Prompt: Please filter the data down to the lines that include the word "Align" and copy them.

(Excerpts from an interface dataset)
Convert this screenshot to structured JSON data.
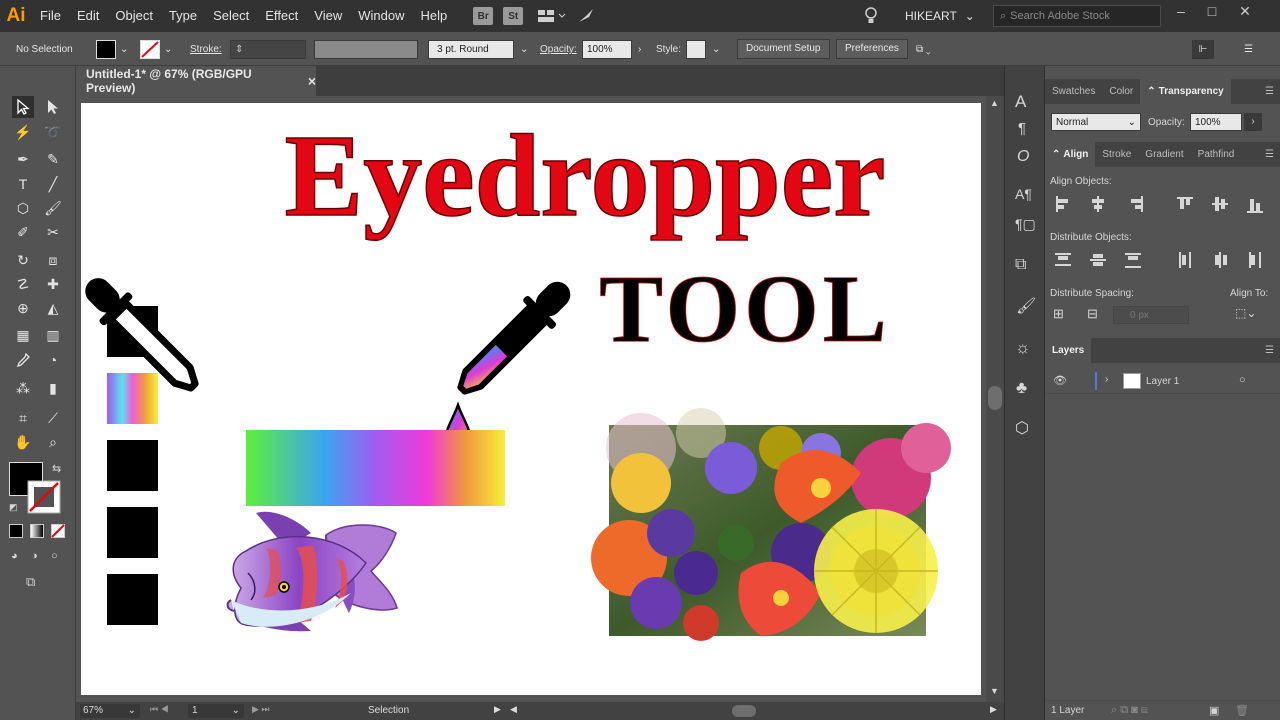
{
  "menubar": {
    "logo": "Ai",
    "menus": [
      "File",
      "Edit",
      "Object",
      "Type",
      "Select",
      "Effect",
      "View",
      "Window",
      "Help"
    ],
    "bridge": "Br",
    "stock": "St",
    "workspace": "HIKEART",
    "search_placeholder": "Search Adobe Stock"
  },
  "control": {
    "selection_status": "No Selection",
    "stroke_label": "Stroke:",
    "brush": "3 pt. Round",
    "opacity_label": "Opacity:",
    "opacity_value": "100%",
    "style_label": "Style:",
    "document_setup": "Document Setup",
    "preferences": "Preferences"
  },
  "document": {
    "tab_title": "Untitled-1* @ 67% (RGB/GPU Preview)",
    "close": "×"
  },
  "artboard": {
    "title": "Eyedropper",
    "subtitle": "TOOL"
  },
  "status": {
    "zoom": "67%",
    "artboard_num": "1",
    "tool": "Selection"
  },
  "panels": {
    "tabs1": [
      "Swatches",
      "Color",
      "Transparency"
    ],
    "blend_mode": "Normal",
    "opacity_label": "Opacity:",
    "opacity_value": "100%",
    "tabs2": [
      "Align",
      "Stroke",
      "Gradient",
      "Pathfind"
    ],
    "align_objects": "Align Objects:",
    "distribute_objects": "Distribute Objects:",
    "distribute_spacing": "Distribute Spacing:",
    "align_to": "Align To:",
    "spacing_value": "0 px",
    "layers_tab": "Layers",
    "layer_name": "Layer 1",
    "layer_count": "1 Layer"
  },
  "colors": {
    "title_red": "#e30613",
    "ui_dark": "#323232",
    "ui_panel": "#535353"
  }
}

Solution to this exercise:
      "Align",
    "align_objects": "Align Objects:",
    "align_to": "Align To:",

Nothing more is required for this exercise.